**Work to complete:** Look for the string "value" in the listing below and copy every line in which it appears.

**Task material:**
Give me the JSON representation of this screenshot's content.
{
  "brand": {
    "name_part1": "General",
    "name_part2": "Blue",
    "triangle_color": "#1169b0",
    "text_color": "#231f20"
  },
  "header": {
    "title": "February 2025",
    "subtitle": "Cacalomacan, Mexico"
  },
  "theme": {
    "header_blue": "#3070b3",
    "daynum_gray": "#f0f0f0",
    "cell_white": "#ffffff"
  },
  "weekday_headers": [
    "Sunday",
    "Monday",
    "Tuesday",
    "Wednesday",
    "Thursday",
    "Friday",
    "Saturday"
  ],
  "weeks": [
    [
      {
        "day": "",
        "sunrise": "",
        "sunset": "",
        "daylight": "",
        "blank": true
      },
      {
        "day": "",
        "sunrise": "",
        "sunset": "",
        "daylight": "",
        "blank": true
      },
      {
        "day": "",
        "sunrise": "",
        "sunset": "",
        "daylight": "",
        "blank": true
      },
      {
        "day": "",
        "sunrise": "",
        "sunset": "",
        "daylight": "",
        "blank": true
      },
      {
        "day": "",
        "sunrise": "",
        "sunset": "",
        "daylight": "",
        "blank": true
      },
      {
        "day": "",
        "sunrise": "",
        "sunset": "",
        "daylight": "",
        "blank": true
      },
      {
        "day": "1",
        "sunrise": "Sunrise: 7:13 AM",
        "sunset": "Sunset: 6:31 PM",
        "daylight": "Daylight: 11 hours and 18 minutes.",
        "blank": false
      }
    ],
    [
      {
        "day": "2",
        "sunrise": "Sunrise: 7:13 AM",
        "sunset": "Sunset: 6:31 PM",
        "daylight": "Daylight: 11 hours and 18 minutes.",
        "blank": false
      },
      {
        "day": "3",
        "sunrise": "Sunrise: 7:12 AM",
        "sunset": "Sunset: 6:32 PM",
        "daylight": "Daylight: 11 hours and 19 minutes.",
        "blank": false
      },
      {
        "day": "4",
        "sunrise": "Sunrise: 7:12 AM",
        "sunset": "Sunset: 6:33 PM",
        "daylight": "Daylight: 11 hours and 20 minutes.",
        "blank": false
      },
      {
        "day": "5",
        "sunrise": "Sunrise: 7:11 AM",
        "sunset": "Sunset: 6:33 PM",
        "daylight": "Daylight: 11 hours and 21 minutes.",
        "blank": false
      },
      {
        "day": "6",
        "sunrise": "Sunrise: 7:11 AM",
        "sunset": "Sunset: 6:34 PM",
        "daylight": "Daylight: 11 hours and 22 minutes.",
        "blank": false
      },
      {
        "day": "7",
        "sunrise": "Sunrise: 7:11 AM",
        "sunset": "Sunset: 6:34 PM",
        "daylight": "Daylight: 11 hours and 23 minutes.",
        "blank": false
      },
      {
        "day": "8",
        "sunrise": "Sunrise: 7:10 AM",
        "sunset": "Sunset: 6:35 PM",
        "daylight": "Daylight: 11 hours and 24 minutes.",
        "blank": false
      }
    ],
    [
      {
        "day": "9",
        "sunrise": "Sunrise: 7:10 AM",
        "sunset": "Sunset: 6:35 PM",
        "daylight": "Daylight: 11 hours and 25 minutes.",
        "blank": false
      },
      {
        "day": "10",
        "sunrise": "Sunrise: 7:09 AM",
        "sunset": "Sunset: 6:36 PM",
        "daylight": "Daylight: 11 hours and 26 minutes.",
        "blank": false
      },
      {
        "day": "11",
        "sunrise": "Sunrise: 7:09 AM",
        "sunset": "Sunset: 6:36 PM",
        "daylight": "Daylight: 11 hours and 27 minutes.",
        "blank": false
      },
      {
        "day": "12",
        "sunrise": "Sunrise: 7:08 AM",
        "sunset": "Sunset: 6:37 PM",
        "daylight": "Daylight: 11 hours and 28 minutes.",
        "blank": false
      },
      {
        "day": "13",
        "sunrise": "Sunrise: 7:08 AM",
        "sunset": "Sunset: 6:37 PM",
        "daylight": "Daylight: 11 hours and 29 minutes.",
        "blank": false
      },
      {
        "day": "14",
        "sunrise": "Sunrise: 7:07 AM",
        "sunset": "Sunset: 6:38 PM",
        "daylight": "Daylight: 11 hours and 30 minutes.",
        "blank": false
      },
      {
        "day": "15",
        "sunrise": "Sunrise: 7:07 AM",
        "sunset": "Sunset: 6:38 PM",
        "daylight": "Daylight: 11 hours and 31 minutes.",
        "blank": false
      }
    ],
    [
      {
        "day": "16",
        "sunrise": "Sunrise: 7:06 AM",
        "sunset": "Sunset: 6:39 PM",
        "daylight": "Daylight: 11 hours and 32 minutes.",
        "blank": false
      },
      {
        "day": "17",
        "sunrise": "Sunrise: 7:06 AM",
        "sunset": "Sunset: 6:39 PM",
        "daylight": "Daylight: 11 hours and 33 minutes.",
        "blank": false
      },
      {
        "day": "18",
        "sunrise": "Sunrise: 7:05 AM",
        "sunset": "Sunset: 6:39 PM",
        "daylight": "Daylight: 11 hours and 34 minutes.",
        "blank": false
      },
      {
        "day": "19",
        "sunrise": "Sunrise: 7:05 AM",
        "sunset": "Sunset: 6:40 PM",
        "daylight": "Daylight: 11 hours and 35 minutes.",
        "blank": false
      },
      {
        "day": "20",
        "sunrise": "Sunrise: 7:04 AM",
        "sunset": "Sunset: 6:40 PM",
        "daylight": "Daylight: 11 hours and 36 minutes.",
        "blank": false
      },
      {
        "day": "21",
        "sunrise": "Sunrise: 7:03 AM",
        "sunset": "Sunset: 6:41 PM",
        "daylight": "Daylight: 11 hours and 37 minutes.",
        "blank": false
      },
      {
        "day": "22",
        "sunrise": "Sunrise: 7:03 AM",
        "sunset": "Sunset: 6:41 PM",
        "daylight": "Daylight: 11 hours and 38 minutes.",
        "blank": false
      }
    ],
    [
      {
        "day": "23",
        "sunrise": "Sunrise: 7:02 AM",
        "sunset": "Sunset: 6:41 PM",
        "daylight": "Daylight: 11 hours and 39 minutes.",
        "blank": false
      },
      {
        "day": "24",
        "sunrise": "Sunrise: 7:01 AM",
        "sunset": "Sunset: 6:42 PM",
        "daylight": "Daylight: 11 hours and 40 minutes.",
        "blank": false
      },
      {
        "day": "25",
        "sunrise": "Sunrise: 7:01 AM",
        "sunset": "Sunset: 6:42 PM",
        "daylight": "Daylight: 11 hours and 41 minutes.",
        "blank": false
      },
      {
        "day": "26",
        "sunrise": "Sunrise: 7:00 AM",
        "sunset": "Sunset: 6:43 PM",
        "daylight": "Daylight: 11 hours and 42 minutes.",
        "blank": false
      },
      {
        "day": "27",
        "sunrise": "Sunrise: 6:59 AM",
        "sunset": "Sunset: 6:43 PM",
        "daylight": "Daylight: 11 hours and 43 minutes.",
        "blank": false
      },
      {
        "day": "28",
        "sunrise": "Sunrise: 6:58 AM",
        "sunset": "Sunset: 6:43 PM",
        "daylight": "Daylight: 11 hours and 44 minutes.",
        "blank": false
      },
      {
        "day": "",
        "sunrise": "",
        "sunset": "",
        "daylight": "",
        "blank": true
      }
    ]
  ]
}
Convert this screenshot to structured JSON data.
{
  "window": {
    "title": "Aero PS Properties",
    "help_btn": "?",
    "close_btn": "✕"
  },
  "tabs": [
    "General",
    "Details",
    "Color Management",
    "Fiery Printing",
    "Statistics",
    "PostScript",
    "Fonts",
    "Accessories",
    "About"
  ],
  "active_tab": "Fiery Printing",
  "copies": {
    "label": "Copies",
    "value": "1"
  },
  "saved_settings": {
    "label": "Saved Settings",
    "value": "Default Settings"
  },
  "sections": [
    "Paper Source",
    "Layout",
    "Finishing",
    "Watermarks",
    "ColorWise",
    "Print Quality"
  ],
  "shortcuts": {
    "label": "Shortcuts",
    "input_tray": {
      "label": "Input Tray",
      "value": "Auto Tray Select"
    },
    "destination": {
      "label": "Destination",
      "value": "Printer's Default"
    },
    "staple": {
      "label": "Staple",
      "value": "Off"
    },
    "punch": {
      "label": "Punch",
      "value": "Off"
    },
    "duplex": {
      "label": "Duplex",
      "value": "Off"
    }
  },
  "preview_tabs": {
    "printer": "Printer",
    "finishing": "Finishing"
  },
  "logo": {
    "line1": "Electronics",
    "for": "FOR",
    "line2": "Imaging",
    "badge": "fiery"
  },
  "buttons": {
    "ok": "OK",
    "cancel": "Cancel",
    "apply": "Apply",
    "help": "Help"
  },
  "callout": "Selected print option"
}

**Your response:**
    "value": "1"
    "value": "Default Settings"
      "value": "Auto Tray Select"
      "value": "Printer's Default"
      "value": "Off"
      "value": "Off"
      "value": "Off"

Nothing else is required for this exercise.